• _PROBLEM DESCRIPTION_:
Scan the records for lines with the word "nummer", and copy every such line.

• _LISTED ENTRIES_:

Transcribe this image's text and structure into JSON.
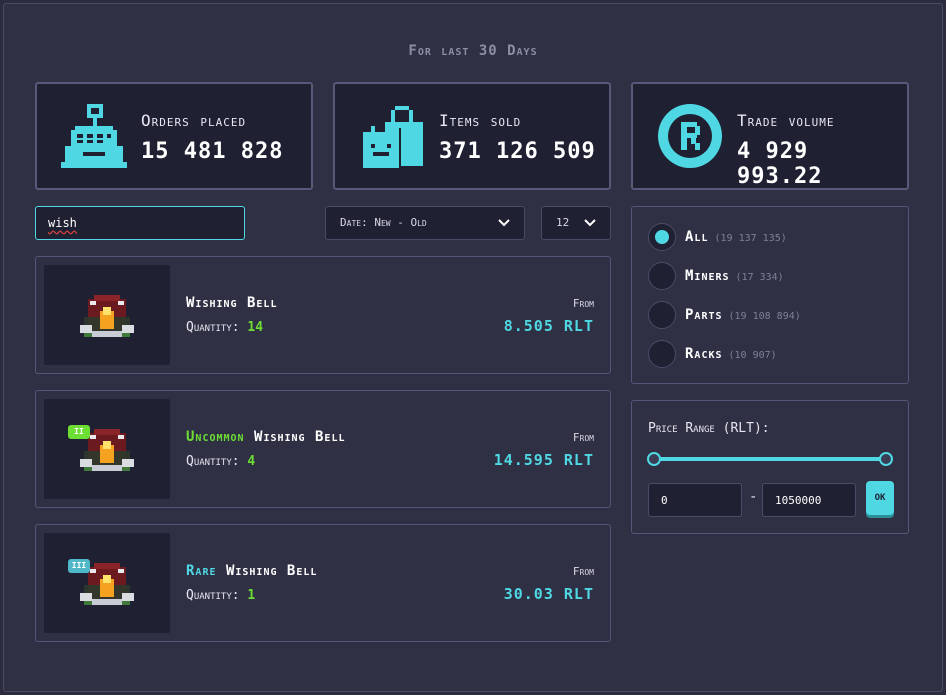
{
  "header": {
    "period": "For last 30 Days"
  },
  "stats": [
    {
      "label": "Orders placed",
      "value": "15 481 828",
      "icon": "cash-register-icon"
    },
    {
      "label": "Items sold",
      "value": "371 126 509",
      "icon": "shopping-bags-icon"
    },
    {
      "label": "Trade volume",
      "value": "4 929 993.22",
      "icon": "rlt-coin-icon"
    }
  ],
  "search": {
    "value": "wish"
  },
  "sort": {
    "selected": "Date: New - Old"
  },
  "per_page": {
    "selected": "12"
  },
  "listings": [
    {
      "rarity": "",
      "name": "Wishing Bell",
      "quantity_label": "Quantity:",
      "quantity": "14",
      "from_label": "From",
      "price": "8.505 RLT",
      "tier": ""
    },
    {
      "rarity": "Uncommon",
      "name": "Wishing Bell",
      "quantity_label": "Quantity:",
      "quantity": "4",
      "from_label": "From",
      "price": "14.595 RLT",
      "tier": "II"
    },
    {
      "rarity": "Rare",
      "name": "Wishing Bell",
      "quantity_label": "Quantity:",
      "quantity": "1",
      "from_label": "From",
      "price": "30.03 RLT",
      "tier": "III"
    }
  ],
  "categories": [
    {
      "label": "All",
      "count": "(19 137 135)",
      "selected": true
    },
    {
      "label": "Miners",
      "count": "(17 334)",
      "selected": false
    },
    {
      "label": "Parts",
      "count": "(19 108 894)",
      "selected": false
    },
    {
      "label": "Racks",
      "count": "(10 907)",
      "selected": false
    }
  ],
  "price_range": {
    "title": "Price Range (RLT):",
    "min": "0",
    "max": "1050000",
    "separator": "-",
    "ok_label": "OK",
    "slider_low": 0.0,
    "slider_high": 1.0
  },
  "colors": {
    "accent": "#4fd8e4",
    "uncommon": "#6dde34",
    "rare": "#4fd8e4",
    "panel": "#1f2032",
    "background": "#2f3044"
  }
}
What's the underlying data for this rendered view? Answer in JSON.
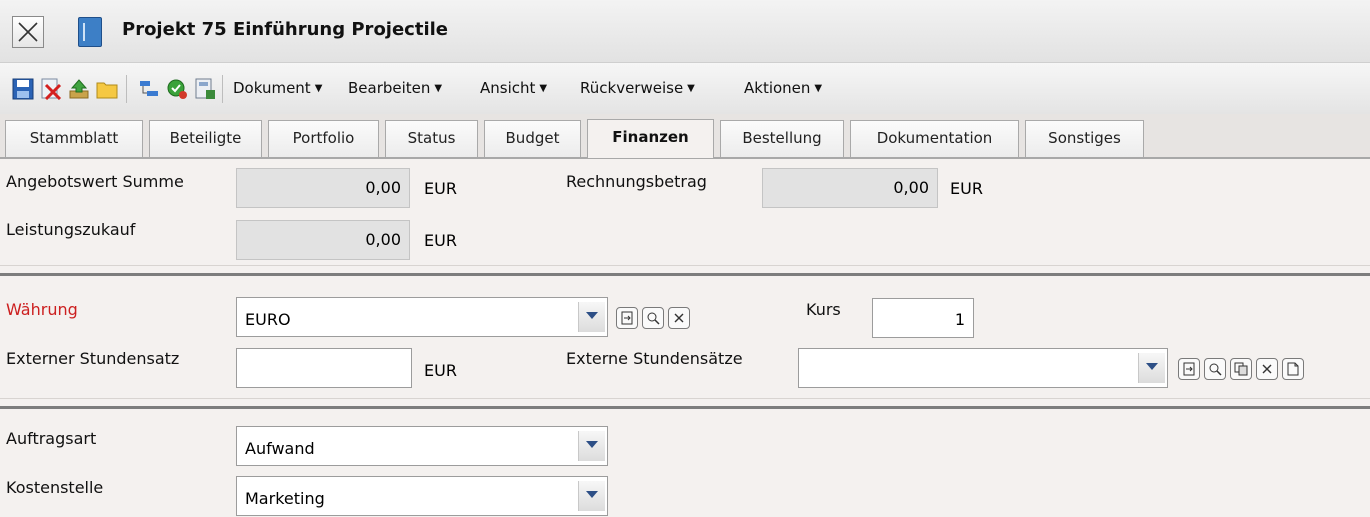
{
  "title": "Projekt 75 Einführung Projectile",
  "toolbar": {
    "menus": [
      "Dokument",
      "Bearbeiten",
      "Ansicht",
      "Rückverweise",
      "Aktionen"
    ],
    "caret": "▼"
  },
  "tabs": [
    "Stammblatt",
    "Beteiligte",
    "Portfolio",
    "Status",
    "Budget",
    "Finanzen",
    "Bestellung",
    "Dokumentation",
    "Sonstiges"
  ],
  "active_tab": "Finanzen",
  "form": {
    "angebotswert": {
      "label": "Angebotswert Summe",
      "value": "0,00",
      "unit": "EUR"
    },
    "rechnungsbetrag": {
      "label": "Rechnungsbetrag",
      "value": "0,00",
      "unit": "EUR"
    },
    "leistungszukauf": {
      "label": "Leistungszukauf",
      "value": "0,00",
      "unit": "EUR"
    },
    "waehrung": {
      "label": "Währung",
      "value": "EURO"
    },
    "kurs": {
      "label": "Kurs",
      "value": "1"
    },
    "ext_stundensatz": {
      "label": "Externer Stundensatz",
      "value": "",
      "unit": "EUR"
    },
    "ext_stundensaetze": {
      "label": "Externe Stundensätze",
      "value": ""
    },
    "auftragsart": {
      "label": "Auftragsart",
      "value": "Aufwand"
    },
    "kostenstelle": {
      "label": "Kostenstelle",
      "value": "Marketing"
    }
  },
  "colors": {
    "required_label": "#cc1f1f",
    "accent": "#3d7fc6"
  }
}
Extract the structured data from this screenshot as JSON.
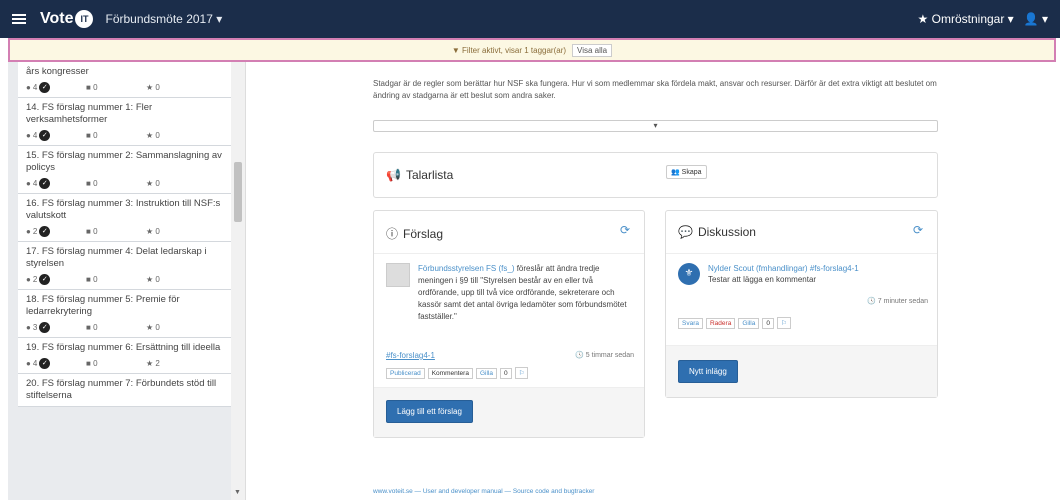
{
  "navbar": {
    "brand": "Vote",
    "brand_badge": "IT",
    "meeting": "Förbundsmöte 2017 ▾",
    "polls": "★ Omröstningar ▾",
    "user": "👤 ▾"
  },
  "filter": {
    "text": "▼ Filter aktivt, visar 1 taggar(ar)",
    "button": "Visa alla"
  },
  "sidebar": {
    "items": [
      {
        "title": "års kongresser",
        "votes": "4",
        "comments": "0",
        "stars": "0"
      },
      {
        "title": "14. FS förslag nummer 1: Fler verksamhetsformer",
        "votes": "4",
        "comments": "0",
        "stars": "0"
      },
      {
        "title": "15. FS förslag nummer 2: Sammanslagning av policys",
        "votes": "4",
        "comments": "0",
        "stars": "0"
      },
      {
        "title": "16. FS förslag nummer 3: Instruktion till NSF:s valutskott",
        "votes": "2",
        "comments": "0",
        "stars": "0"
      },
      {
        "title": "17. FS förslag nummer 4: Delat ledarskap i styrelsen",
        "votes": "2",
        "comments": "0",
        "stars": "0"
      },
      {
        "title": "18. FS förslag nummer 5: Premie för ledarrekrytering",
        "votes": "3",
        "comments": "0",
        "stars": "0"
      },
      {
        "title": "19. FS förslag nummer 6: Ersättning till ideella",
        "votes": "4",
        "comments": "0",
        "stars": "2"
      },
      {
        "title": "20. FS förslag nummer 7: Förbundets stöd till stiftelserna",
        "votes": "",
        "comments": "",
        "stars": ""
      }
    ]
  },
  "main": {
    "intro": "Stadgar är de regler som berättar hur NSF ska fungera. Hur vi som medlemmar ska fördela makt, ansvar och resurser. Därför är det extra viktigt att beslutet om ändring av stadgarna är ett beslut som andra saker.",
    "collapse_icon": "▾",
    "talarlista": {
      "title": "Talarlista",
      "button": "Skapa"
    },
    "forslag": {
      "title": "Förslag",
      "author": "Förbundsstyrelsen FS (fs_)",
      "text": " föreslår att ändra tredje meningen i §9 till \"Styrelsen består av en eller två ordförande, upp till två vice ordförande, sekreterare och kassör samt det antal övriga ledamöter som förbundsmötet fastställer.\"",
      "tag": "#fs-forslag4-1",
      "time": "5 timmar sedan",
      "actions": [
        "Publicerad",
        "Kommentera",
        "Gilla",
        "0",
        "⚐"
      ],
      "add_button": "Lägg till ett förslag"
    },
    "diskussion": {
      "title": "Diskussion",
      "author": "Nylder Scout (fmhandlingar) #fs-forslag4-1",
      "text": "Testar att lägga en kommentar",
      "time": "7 minuter sedan",
      "actions": [
        "Svara",
        "Radera",
        "Gilla",
        "0",
        "⚐"
      ],
      "new_button": "Nytt inlägg"
    }
  },
  "footer": "www.voteit.se — User and developer manual — Source code and bugtracker"
}
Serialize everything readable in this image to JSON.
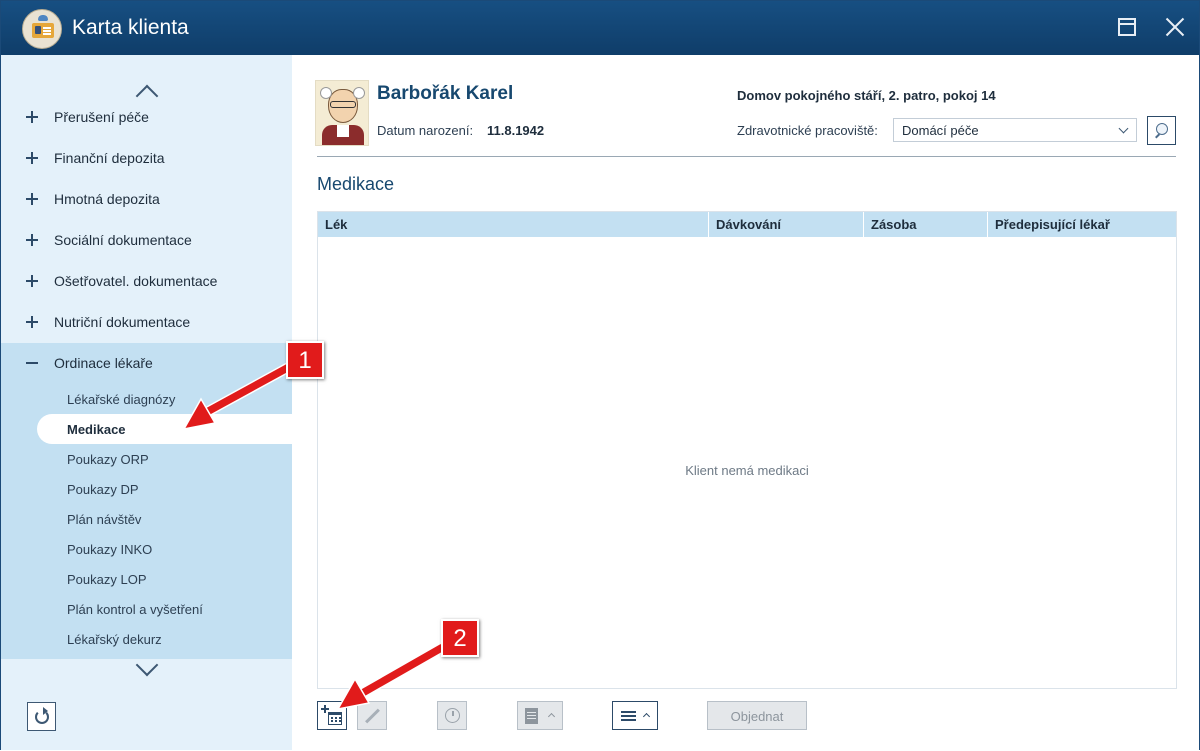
{
  "window": {
    "title": "Karta klienta"
  },
  "sidebar": {
    "items": [
      {
        "label": "Přerušení péče"
      },
      {
        "label": "Finanční depozita"
      },
      {
        "label": "Hmotná depozita"
      },
      {
        "label": "Sociální dokumentace"
      },
      {
        "label": "Ošetřovatel. dokumentace"
      },
      {
        "label": "Nutriční dokumentace"
      }
    ],
    "expanded": {
      "label": "Ordinace lékaře",
      "children": [
        {
          "label": "Lékařské diagnózy"
        },
        {
          "label": "Medikace",
          "active": true
        },
        {
          "label": "Poukazy ORP"
        },
        {
          "label": "Poukazy DP"
        },
        {
          "label": "Plán návštěv"
        },
        {
          "label": "Poukazy INKO"
        },
        {
          "label": "Poukazy LOP"
        },
        {
          "label": "Plán kontrol a vyšetření"
        },
        {
          "label": "Lékařský dekurz"
        }
      ]
    }
  },
  "client": {
    "name": "Barbořák Karel",
    "dob_label": "Datum narození:",
    "dob": "11.8.1942",
    "location": "Domov pokojného stáří, 2. patro, pokoj 14",
    "workplace_label": "Zdravotnické pracoviště:",
    "workplace_value": "Domácí péče"
  },
  "section": {
    "title": "Medikace"
  },
  "table": {
    "columns": [
      "Lék",
      "Dávkování",
      "Zásoba",
      "Předepisující lékař"
    ],
    "empty_message": "Klient nemá medikaci"
  },
  "toolbar": {
    "order_label": "Objednat"
  },
  "callouts": [
    "1",
    "2"
  ],
  "colors": {
    "titlebar": "#174f82",
    "sidebar_bg": "#e4f1fa",
    "sidebar_expanded_bg": "#c3e0f2",
    "accent_text": "#17486f",
    "callout": "#e11b1b"
  }
}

• _ANSWER SPACE_:
        "title": "14. FS förslag nummer 1: Fler verksamhetsformer",
        "title": "15. FS förslag nummer 2: Sammanslagning av policys",
        "title": "16. FS förslag nummer 3: Instruktion till NSF:s valutskott",
        "title": "17. FS förslag nummer 4: Delat ledarskap i styrelsen",
        "title": "18. FS förslag nummer 5: Premie för ledarrekrytering",
        "title": "19. FS förslag nummer 6: Ersättning till ideella",
        "title": "20. FS förslag nummer 7: Förbundets stöd till stiftelserna",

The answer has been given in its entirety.